> _SOURCE DATA_:
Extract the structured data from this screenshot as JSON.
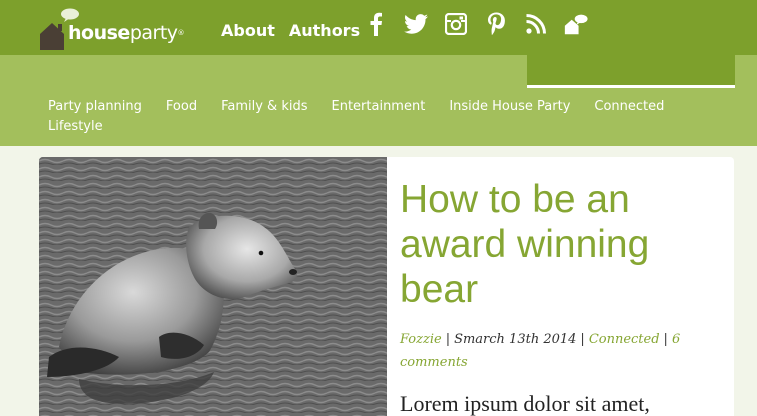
{
  "header": {
    "logo": {
      "word_house": "house",
      "word_party": "party",
      "mark": "®"
    },
    "nav": [
      {
        "label": "About"
      },
      {
        "label": "Authors"
      }
    ],
    "social": [
      {
        "icon": "facebook-icon"
      },
      {
        "icon": "twitter-icon"
      },
      {
        "icon": "instagram-icon"
      },
      {
        "icon": "pinterest-icon"
      },
      {
        "icon": "rss-icon"
      },
      {
        "icon": "houseparty-app-icon"
      }
    ]
  },
  "categories": [
    {
      "label": "Party planning"
    },
    {
      "label": "Food"
    },
    {
      "label": "Family & kids"
    },
    {
      "label": "Entertainment"
    },
    {
      "label": "Inside House Party"
    },
    {
      "label": "Connected"
    },
    {
      "label": "Lifestyle"
    }
  ],
  "article": {
    "title": "How to be an award winning bear",
    "author": "Fozzie",
    "date": "Smarch 13th 2014",
    "category": "Connected",
    "comments": "6 comments",
    "excerpt": "Lorem ipsum dolor sit amet,"
  },
  "colors": {
    "header_green": "#7da02c",
    "band_green": "#a3bf5c",
    "title_green": "#86a633",
    "page_bg": "#f2f5e9"
  }
}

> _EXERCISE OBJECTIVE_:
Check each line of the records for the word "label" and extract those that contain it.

> _RESPONSE AREA_:
        "label": "About"
        "label": "Authors"
      "label": "Party planning"
      "label": "Food"
      "label": "Family & kids"
      "label": "Entertainment"
      "label": "Inside House Party"
      "label": "Connected"
      "label": "Lifestyle"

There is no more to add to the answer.